As the use of big data grows and develops, policymakers and businesses will face fundamental questions. What are the right incentives to encourage both the collection of data and a market for that data? How can we maximize the development and implementation of tools to analyze and interpret big data? Who should make those decisions: the government or the private sector? At the conceptual level, these are very old questions. History teaches that vibrant intellectual property protection (much of which is already in place) is a critical piece of a policy structure that will support innovation and growth.

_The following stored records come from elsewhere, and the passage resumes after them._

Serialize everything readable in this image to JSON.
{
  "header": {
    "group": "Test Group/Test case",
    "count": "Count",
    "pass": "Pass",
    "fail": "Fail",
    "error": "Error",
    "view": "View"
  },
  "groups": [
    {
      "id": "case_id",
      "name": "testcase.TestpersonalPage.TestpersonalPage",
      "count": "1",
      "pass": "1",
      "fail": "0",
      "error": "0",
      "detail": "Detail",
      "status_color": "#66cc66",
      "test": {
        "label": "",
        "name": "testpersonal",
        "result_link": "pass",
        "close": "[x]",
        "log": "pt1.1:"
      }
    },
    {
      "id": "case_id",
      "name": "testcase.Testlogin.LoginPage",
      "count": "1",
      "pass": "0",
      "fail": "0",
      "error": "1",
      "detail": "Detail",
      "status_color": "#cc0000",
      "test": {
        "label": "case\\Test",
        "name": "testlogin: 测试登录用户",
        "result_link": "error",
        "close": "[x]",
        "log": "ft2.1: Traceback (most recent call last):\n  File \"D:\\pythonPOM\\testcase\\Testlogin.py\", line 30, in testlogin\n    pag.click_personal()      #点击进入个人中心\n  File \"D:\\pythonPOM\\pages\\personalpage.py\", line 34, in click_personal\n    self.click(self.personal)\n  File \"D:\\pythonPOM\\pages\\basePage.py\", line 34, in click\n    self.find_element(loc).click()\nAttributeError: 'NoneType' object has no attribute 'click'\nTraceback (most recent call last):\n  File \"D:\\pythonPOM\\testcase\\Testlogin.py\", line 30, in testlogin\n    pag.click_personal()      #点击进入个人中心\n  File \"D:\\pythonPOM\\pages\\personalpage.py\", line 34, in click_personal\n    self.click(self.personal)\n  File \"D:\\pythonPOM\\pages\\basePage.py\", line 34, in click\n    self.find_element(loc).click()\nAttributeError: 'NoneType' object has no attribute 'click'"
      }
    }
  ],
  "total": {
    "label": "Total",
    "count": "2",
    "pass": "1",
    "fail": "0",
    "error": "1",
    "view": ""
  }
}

What remains is to apply it to the specifics of the big data marketplace, not only as it stands now, but with an eye towards how it may develop.
There are many other related issues directly raised by the collection and use of big data, including privacy, cyber security, and competition. There are also more indirect (though no less critical) issues, such as education and immigration policies that can ensure we have properly qualified people for this burgeoning field.
Too often in Washington, issues don’t get attention until there is a crisis. Here we have an opportunity to get it right from early on. We can see this train coming down the line. Let’s try to steer it on the right tracks through an open public discussion of these issues and the development of balanced policies now, rather than waiting for problems and inefficiencies to arise, and then try to fix them after the fact and in the face of established interests trying to protect their investments and business models.
This blog was first posted at: http://www.uschamberfoundation.org/blog/2014/04/big-data-and-intellectual-property-go-hand-hand
I had the opportunity to discuss the importance of statutory damages in the Copyright Act on the first panel at a meeting convened by the U.S. Department of Commerce. The webcast of the panel can be found here (scroll down to the 7th video).
I recently published a piece on the website of the Information Technology & Innovation Foundation (ITIF) about the need to support innovation in the health care industry and the efforts of some to roll back U.S. law and let foreign countries have a free ride at our expense. You can find it here and I hope you find it worthwhile.